The Cody school district, along with 45 of 48 districts in the state, has opted out of comp coverage for most teachers. (Wyoming, a monopolistic state, does not require coverage for all employees.) Using a rather crude risk management assessment, the Cody district provides comp coverage only for “higher risk” teachers: those working in wood and machine shops, along with those in special ed and transportation. The rest – the “low risk” employees” – are factored out of the comp premiums. Nothing ever happens to ordinary classroom teachers, does it?
Superintendent Bryan Monteith admits to feeling terrible about Sally Spooner’s situation, but he has no regrets about the decision to eliminate comp coverage for most teachers. “We looked at it and said spending $175,000 a year for workers comp was not a good use for our money in terms of providing risk protection for the district. We decided using the money for salaries was a way to benefit the entire district.”
Monteith admits that Sally is a great teacher. They would like to do something for her, but given “fiduciary responsibilities” to the district and the potential for setting a bad precedent, they probably will let Sally fend for herself. Call it frontier justice.
Pretty Scenes, Ugly Scenario

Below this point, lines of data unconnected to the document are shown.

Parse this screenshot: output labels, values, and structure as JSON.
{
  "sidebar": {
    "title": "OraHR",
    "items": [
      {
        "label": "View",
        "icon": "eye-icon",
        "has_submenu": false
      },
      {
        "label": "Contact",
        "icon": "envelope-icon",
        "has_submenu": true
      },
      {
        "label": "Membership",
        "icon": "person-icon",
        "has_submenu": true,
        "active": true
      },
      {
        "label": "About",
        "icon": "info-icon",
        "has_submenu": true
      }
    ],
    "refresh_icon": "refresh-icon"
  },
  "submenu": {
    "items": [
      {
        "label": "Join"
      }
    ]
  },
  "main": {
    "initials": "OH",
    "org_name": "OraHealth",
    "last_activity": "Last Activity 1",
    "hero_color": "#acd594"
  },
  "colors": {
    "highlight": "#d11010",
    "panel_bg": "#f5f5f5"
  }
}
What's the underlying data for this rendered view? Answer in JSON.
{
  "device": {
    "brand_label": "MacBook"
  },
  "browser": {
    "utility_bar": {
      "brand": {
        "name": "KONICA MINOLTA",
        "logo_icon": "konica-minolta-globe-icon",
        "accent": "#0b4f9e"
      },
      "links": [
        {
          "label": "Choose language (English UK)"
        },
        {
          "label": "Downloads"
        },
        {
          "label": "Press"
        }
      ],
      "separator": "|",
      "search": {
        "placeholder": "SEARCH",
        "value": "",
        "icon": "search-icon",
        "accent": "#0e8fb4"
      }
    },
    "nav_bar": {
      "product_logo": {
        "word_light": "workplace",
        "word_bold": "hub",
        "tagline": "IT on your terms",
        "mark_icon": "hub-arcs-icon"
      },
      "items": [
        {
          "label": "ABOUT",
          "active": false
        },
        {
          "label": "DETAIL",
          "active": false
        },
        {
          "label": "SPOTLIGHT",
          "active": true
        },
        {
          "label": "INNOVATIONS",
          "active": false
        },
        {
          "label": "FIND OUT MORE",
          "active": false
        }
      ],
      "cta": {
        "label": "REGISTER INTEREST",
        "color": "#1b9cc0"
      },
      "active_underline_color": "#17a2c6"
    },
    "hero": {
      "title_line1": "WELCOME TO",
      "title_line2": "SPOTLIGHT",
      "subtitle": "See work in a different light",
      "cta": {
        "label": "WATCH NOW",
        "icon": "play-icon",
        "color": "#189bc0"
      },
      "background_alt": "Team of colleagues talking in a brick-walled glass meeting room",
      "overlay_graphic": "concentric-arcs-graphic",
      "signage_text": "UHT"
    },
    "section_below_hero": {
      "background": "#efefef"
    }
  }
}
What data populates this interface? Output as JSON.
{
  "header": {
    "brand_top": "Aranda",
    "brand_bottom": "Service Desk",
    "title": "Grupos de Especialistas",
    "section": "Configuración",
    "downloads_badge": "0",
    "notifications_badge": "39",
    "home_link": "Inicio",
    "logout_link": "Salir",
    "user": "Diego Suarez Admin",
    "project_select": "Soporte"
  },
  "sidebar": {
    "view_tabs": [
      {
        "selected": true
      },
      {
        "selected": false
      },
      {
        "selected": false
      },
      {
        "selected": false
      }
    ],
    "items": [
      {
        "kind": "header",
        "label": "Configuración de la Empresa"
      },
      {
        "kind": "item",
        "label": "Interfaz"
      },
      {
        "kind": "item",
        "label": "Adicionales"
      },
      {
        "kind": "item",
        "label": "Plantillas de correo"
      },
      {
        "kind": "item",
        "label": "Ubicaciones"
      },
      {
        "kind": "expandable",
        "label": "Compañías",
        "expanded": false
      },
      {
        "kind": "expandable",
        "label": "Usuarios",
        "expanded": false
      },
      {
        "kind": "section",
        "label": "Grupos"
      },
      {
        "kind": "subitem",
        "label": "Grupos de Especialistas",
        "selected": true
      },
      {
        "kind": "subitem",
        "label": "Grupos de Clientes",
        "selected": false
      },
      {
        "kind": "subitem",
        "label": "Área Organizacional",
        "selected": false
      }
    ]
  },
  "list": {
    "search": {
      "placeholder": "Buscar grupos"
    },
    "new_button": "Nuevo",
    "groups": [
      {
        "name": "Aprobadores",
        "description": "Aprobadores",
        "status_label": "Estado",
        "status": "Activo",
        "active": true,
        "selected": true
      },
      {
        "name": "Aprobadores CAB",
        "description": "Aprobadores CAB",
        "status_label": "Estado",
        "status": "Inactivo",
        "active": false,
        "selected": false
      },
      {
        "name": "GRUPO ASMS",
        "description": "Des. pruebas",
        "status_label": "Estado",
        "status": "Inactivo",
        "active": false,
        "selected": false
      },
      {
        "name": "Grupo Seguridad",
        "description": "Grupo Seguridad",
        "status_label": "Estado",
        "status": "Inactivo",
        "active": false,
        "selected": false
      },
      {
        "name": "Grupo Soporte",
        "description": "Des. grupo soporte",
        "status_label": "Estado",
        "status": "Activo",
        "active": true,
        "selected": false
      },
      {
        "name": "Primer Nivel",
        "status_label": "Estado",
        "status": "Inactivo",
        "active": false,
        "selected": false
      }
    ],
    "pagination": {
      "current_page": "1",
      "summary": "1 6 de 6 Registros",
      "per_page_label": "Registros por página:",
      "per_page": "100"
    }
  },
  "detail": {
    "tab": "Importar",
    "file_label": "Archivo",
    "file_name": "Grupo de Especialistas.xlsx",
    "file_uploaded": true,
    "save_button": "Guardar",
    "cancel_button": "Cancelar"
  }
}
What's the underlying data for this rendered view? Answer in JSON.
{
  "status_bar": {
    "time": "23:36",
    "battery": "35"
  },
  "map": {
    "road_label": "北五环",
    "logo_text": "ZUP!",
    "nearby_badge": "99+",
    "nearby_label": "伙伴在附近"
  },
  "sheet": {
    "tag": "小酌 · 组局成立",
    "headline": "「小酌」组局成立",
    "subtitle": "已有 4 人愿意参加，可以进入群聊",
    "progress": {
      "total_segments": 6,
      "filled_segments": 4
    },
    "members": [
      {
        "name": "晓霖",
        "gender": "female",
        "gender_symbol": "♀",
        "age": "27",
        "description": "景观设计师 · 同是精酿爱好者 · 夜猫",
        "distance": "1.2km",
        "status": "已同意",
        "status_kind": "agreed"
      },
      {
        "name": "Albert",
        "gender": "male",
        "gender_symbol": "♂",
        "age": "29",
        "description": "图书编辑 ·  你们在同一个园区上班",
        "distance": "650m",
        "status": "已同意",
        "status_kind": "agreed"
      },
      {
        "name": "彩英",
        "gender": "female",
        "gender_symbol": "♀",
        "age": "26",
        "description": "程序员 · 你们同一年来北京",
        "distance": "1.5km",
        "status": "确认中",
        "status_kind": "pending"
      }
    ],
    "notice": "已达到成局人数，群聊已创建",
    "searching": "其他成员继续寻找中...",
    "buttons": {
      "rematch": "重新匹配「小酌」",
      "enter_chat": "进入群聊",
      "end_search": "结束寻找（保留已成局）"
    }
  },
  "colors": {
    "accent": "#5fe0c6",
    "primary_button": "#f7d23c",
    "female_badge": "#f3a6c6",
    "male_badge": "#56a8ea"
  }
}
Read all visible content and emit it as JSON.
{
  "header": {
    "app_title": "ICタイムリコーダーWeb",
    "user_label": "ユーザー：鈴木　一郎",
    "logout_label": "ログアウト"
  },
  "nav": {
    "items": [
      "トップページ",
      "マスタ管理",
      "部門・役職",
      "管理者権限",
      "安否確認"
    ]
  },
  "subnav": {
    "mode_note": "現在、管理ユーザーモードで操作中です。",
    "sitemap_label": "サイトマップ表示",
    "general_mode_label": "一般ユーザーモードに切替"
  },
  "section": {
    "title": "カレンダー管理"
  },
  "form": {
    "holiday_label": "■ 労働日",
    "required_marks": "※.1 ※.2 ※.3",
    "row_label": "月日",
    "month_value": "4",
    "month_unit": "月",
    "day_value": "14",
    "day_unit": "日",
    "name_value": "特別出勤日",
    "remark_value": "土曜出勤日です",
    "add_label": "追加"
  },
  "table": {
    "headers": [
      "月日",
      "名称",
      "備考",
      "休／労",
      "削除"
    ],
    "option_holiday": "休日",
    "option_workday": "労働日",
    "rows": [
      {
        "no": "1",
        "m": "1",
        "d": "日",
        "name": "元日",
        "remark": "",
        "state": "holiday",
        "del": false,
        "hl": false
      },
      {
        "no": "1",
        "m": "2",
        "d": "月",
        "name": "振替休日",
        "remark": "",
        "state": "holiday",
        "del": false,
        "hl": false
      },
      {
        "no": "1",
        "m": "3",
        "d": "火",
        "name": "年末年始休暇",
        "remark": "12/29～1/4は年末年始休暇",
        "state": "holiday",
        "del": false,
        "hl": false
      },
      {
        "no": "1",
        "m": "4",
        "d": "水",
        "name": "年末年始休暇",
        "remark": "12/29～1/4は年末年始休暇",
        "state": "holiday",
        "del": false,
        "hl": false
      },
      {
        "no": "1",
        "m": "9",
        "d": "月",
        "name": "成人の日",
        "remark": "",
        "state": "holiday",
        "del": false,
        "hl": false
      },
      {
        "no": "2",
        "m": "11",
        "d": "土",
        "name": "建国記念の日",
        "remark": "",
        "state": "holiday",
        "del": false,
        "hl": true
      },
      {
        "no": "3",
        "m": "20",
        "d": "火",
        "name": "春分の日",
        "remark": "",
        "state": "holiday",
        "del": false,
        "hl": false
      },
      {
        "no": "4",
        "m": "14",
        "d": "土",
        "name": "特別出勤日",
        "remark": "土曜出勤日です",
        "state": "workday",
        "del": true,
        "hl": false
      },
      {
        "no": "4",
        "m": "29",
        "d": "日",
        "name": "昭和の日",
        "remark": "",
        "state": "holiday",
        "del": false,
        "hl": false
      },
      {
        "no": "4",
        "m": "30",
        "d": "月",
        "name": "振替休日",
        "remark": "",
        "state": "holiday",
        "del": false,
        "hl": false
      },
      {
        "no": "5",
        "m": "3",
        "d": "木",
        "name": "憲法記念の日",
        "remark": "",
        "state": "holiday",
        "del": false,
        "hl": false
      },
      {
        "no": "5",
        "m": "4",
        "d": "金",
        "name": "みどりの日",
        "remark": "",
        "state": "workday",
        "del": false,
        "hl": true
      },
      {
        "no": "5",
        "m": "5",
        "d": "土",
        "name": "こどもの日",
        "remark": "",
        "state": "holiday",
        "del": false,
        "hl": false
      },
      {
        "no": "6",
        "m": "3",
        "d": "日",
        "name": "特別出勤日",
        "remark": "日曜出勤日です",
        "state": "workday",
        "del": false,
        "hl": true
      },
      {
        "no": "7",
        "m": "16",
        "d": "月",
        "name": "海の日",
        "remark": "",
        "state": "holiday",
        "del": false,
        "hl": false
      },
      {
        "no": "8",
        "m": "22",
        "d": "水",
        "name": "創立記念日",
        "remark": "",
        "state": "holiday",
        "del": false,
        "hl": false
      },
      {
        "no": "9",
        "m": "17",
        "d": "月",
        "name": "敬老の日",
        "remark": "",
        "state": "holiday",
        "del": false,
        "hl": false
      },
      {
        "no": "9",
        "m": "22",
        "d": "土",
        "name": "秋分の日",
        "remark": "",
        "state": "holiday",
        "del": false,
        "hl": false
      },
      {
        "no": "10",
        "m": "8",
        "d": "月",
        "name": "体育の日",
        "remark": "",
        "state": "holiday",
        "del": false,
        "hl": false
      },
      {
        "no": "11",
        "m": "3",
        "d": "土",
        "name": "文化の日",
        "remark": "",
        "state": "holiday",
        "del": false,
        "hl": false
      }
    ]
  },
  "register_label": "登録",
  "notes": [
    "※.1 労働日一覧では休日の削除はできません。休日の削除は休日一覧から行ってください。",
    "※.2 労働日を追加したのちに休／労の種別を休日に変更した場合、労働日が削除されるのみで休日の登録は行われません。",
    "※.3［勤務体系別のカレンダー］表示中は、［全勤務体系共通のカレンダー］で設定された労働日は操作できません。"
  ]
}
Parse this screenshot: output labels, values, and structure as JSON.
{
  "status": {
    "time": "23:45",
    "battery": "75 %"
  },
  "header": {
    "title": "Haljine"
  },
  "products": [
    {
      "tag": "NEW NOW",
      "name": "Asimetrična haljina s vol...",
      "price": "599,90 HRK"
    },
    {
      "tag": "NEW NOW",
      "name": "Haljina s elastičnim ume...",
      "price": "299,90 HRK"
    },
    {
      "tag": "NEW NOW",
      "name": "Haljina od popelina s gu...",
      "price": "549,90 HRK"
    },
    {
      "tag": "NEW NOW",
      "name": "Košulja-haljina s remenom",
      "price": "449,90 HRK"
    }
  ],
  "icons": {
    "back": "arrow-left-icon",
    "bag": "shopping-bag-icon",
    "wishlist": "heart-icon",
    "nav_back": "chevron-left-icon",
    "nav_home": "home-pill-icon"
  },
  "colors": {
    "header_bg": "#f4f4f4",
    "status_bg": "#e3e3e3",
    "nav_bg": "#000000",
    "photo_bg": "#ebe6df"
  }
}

I expect that Sally will pursue a little frontier justice of her own. Because she is not subject to the “exclusive remedy” of workers comp, Sally can sue the district for her lost wages and medical bills. In addition, she can access the open-ended benefits excluded by comp, including her (considerable) pain and suffering and possibly loss of consortium. Depending upon the school’s insurance arrangement for general liability, the ultimate cost of the settlement might wipe out the relatively modest comp savings.
Despite its cost, comp is generally a good deal for employers. For a relatively small premium, you are protected from the usually unforeseen, large losses like Sally Spooner’s. Tort liability is off the table. Even more important, comp provides an immediate safety net for the employee: there is no anxiety about the (extraordinary) medical expenses and lost wages in the days, weeks and months following an injury.
Given a choice, Sally Spooner probably would have preferred the prompt, if somewhat limited, payments of comp, as opposed to the potential down-the-road payoff of a lawsuit. Alas, she is the victim of frontier justice, and unlike Old Faithful in Yellowstone, it’s not a pretty sight.